Two thousand years ago the Romans discovered the therapeutic properties of the waters, but apart altogether from their basic qualities, the routine of baths and massage contribute enormously to the curists' peace of mind.

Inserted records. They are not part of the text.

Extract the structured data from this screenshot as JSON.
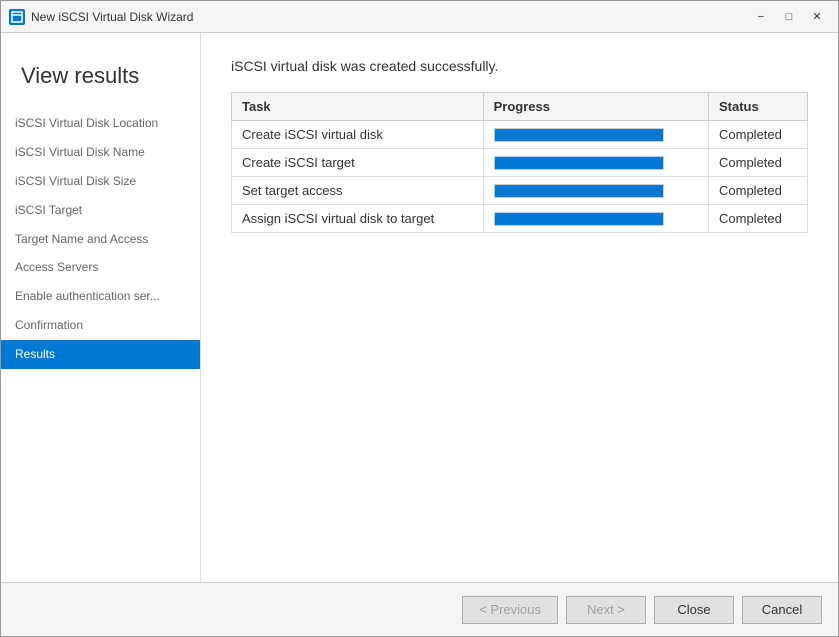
{
  "window": {
    "title": "New iSCSI Virtual Disk Wizard",
    "icon": "disk"
  },
  "titlebar": {
    "minimize_label": "−",
    "maximize_label": "□",
    "close_label": "✕"
  },
  "sidebar": {
    "page_title": "View results",
    "nav_items": [
      {
        "id": "iscsi-location",
        "label": "iSCSI Virtual Disk Location",
        "active": false
      },
      {
        "id": "iscsi-name",
        "label": "iSCSI Virtual Disk Name",
        "active": false
      },
      {
        "id": "iscsi-size",
        "label": "iSCSI Virtual Disk Size",
        "active": false
      },
      {
        "id": "iscsi-target",
        "label": "iSCSI Target",
        "active": false
      },
      {
        "id": "target-name-access",
        "label": "Target Name and Access",
        "active": false
      },
      {
        "id": "access-servers",
        "label": "Access Servers",
        "active": false
      },
      {
        "id": "enable-auth",
        "label": "Enable authentication ser...",
        "active": false
      },
      {
        "id": "confirmation",
        "label": "Confirmation",
        "active": false
      },
      {
        "id": "results",
        "label": "Results",
        "active": true
      }
    ]
  },
  "main": {
    "success_message": "iSCSI virtual disk was created successfully.",
    "table": {
      "columns": [
        "Task",
        "Progress",
        "Status"
      ],
      "rows": [
        {
          "task": "Create iSCSI virtual disk",
          "status": "Completed",
          "progress": 100
        },
        {
          "task": "Create iSCSI target",
          "status": "Completed",
          "progress": 100
        },
        {
          "task": "Set target access",
          "status": "Completed",
          "progress": 100
        },
        {
          "task": "Assign iSCSI virtual disk to target",
          "status": "Completed",
          "progress": 100
        }
      ]
    }
  },
  "footer": {
    "previous_label": "< Previous",
    "next_label": "Next >",
    "close_label": "Close",
    "cancel_label": "Cancel"
  }
}
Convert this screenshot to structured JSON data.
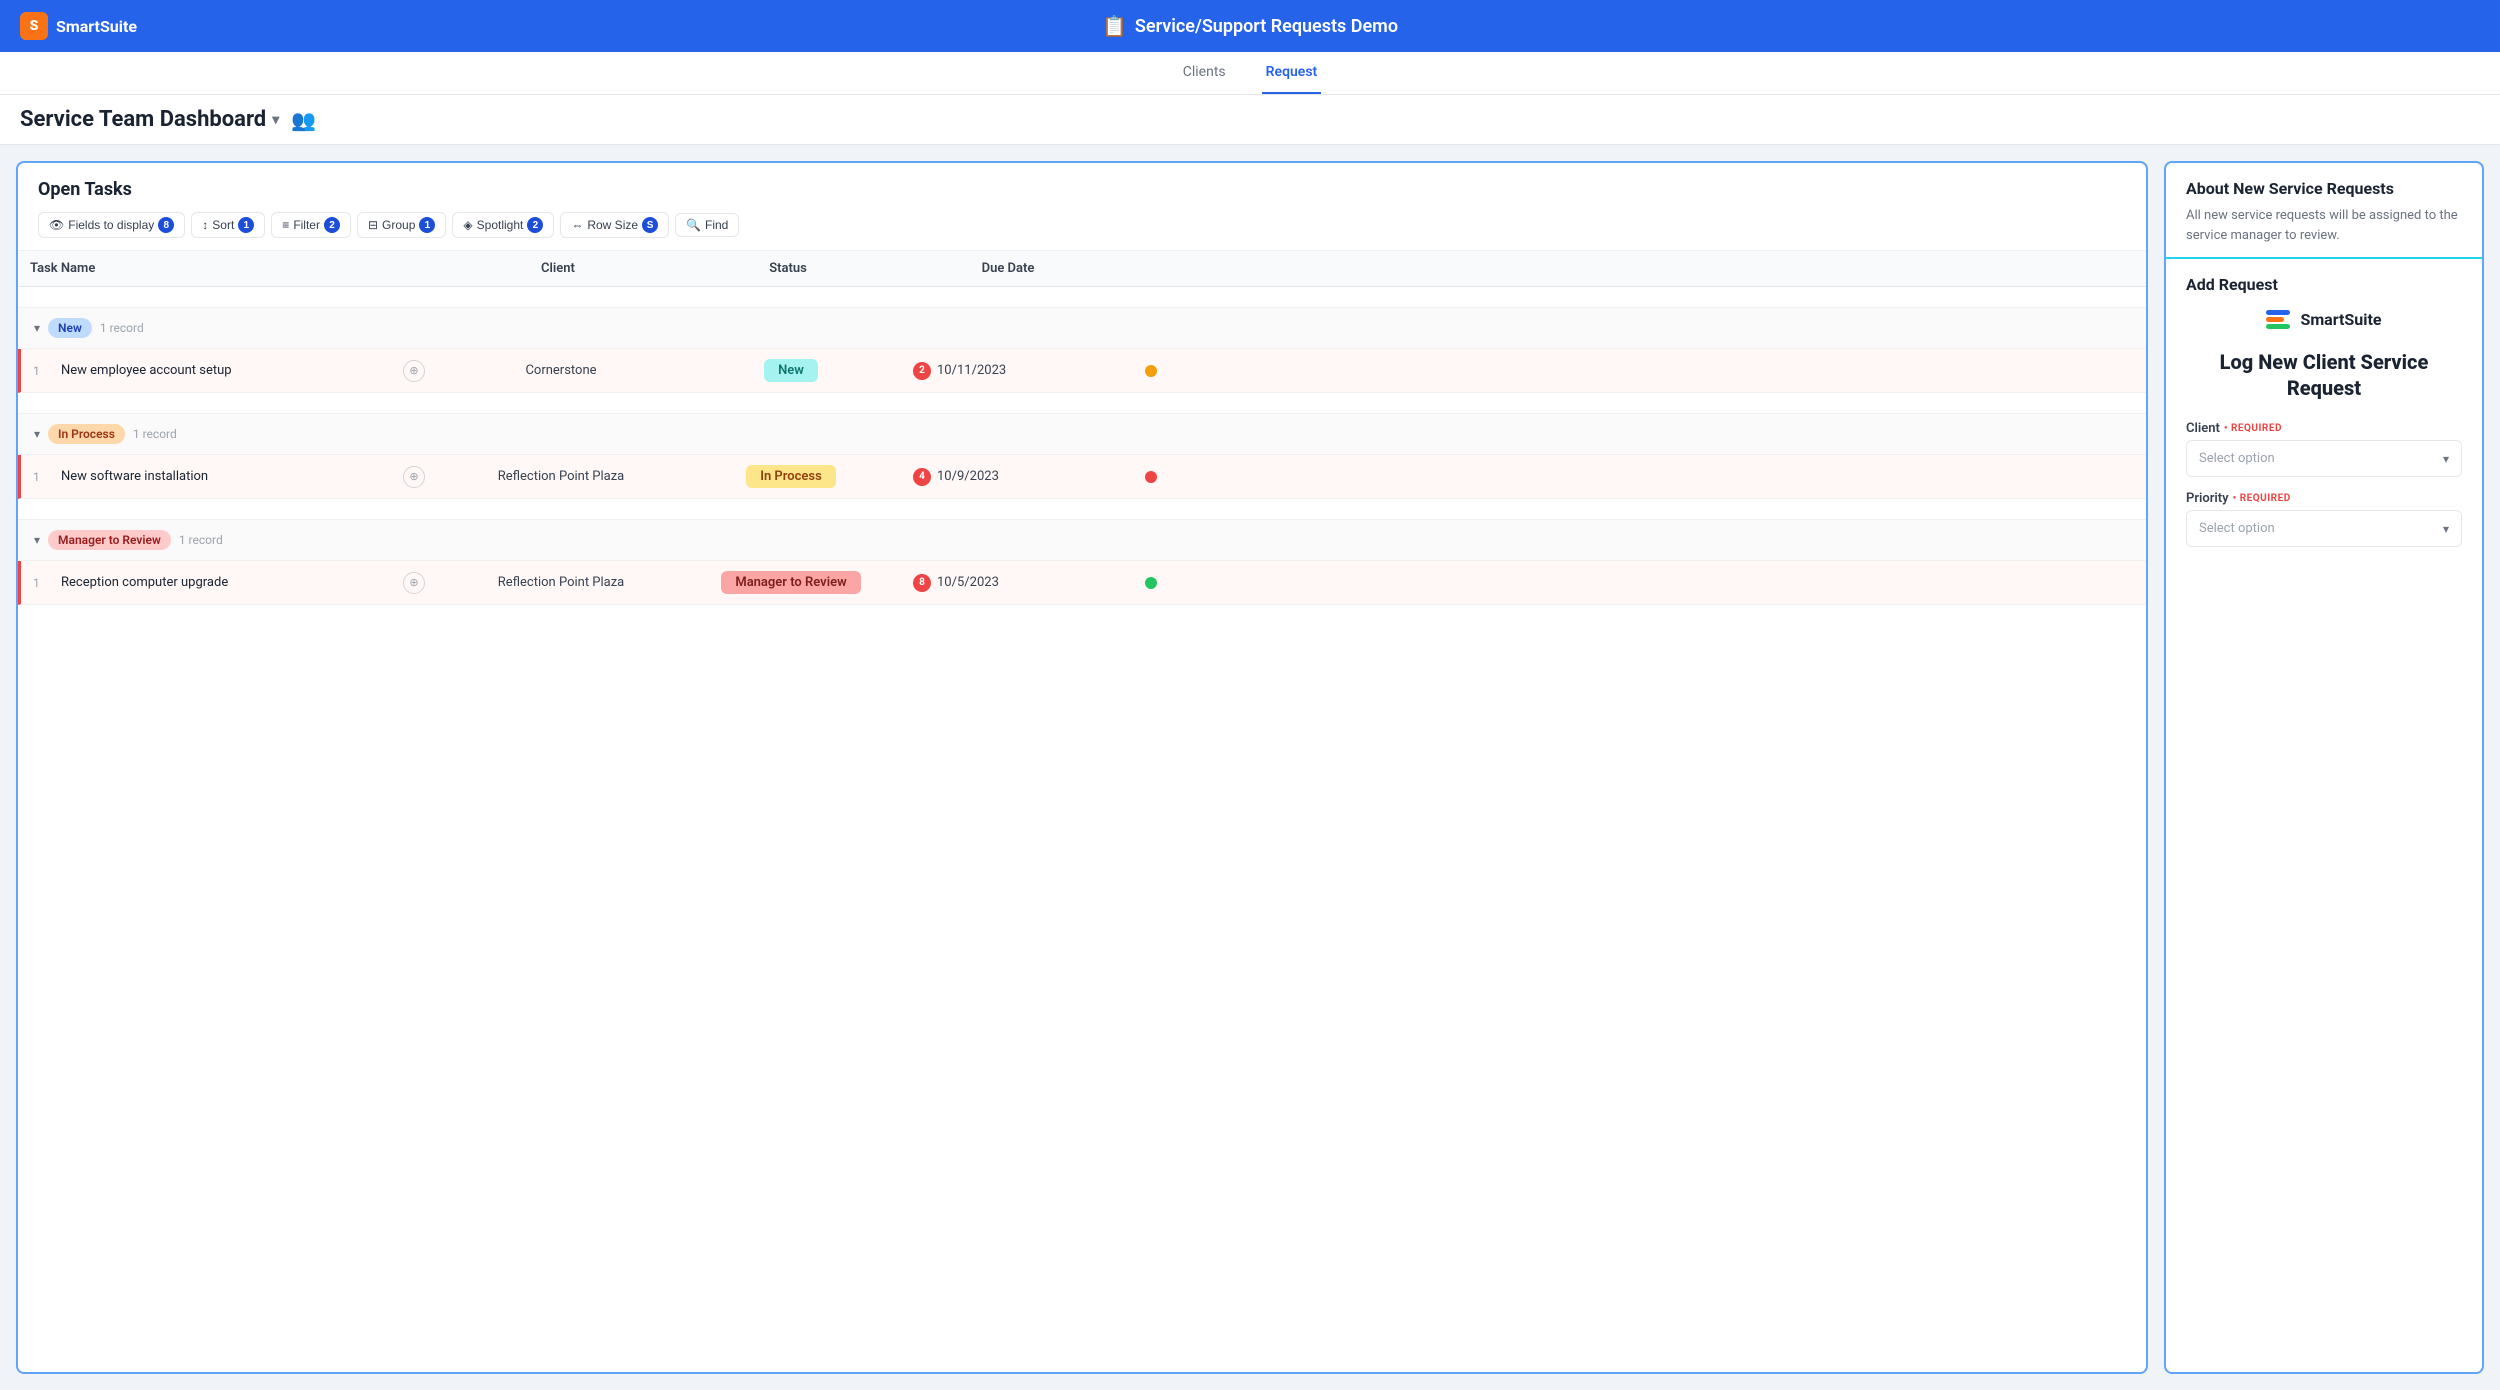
{
  "app": {
    "name": "SmartSuite",
    "logo_letter": "S"
  },
  "header": {
    "title": "Service/Support Requests Demo",
    "title_icon": "📋"
  },
  "subnav": {
    "items": [
      {
        "label": "Clients",
        "active": false
      },
      {
        "label": "Request",
        "active": true
      }
    ]
  },
  "dashboard": {
    "title": "Service Team Dashboard",
    "chevron": "▾",
    "team_icon": "👥"
  },
  "tasks_panel": {
    "title": "Open Tasks",
    "toolbar": [
      {
        "label": "Fields to display",
        "badge": "8",
        "icon": "👁"
      },
      {
        "label": "Sort",
        "badge": "1",
        "icon": "↕"
      },
      {
        "label": "Filter",
        "badge": "2",
        "icon": "≡"
      },
      {
        "label": "Group",
        "badge": "1",
        "icon": "⊟"
      },
      {
        "label": "Spotlight",
        "badge": "2",
        "icon": "◈"
      },
      {
        "label": "Row Size",
        "badge": "S",
        "icon": "⇔"
      },
      {
        "label": "Find",
        "badge": null,
        "icon": "🔍"
      }
    ],
    "columns": [
      "Task Name",
      "",
      "Client",
      "Status",
      "Due Date",
      ""
    ],
    "groups": [
      {
        "name": "New",
        "badge_class": "new",
        "record_count": "1 record",
        "rows": [
          {
            "num": 1,
            "task_name": "New employee account setup",
            "client": "Cornerstone",
            "status": "New",
            "status_class": "new",
            "due_date": "10/11/2023",
            "date_badge": "2",
            "dot_class": "yellow"
          }
        ]
      },
      {
        "name": "In Process",
        "badge_class": "in-process",
        "record_count": "1 record",
        "rows": [
          {
            "num": 1,
            "task_name": "New software installation",
            "client": "Reflection Point Plaza",
            "status": "In Process",
            "status_class": "in-process",
            "due_date": "10/9/2023",
            "date_badge": "4",
            "dot_class": "red"
          }
        ]
      },
      {
        "name": "Manager to Review",
        "badge_class": "manager",
        "record_count": "1 record",
        "rows": [
          {
            "num": 1,
            "task_name": "Reception computer upgrade",
            "client": "Reflection Point Plaza",
            "status": "Manager to Review",
            "status_class": "manager",
            "due_date": "10/5/2023",
            "date_badge": "8",
            "dot_class": "green"
          }
        ]
      }
    ]
  },
  "right_panel": {
    "header_title": "About New Service Requests",
    "header_desc": "All new service requests will be assigned to the service manager to review.",
    "add_request_title": "Add Request",
    "ss_logo_text": "SmartSuite",
    "form_cta": "Log New Client Service Request",
    "fields": [
      {
        "label": "Client",
        "required": true,
        "required_label": "REQUIRED",
        "placeholder": "Select option"
      },
      {
        "label": "Priority",
        "required": true,
        "required_label": "REQUIRED",
        "placeholder": "Select option"
      }
    ]
  }
}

In Vichy I took a two weeks' reducing diet. I did not particularly need to lose any weight, but as I was going straight from the spa to a French liner I felt that I should be able to enjoy more amply the excellences of la grande cuisine if I arrived on board underweight. So, with medical supervision, I put myself on a regimen essentially composed of thyroid, potassium and the local waters. In addition, I was massaged every morning—the douche de Vichy. Under a cascade of water two gladiators kneaded every inch of me, forcing my limbs into positions they had not occupied for 30 years. At first it was mildly painful, but within a week I was immune and flexible. After the massage they annointed me with eau de cologne, rubbing it in with a rough glove. I do not know how much their ministrations contributed to the eventual loss of seven and a quarter pounds—by no means a negligible drop for a small and relatively temperate man—that I achieved in spite of the daily consumption of the meat meals and a liter of red wine, but I do know how blissfully refreshed I felt as I walked back each morning to my hotel, my skin redolent and tingling.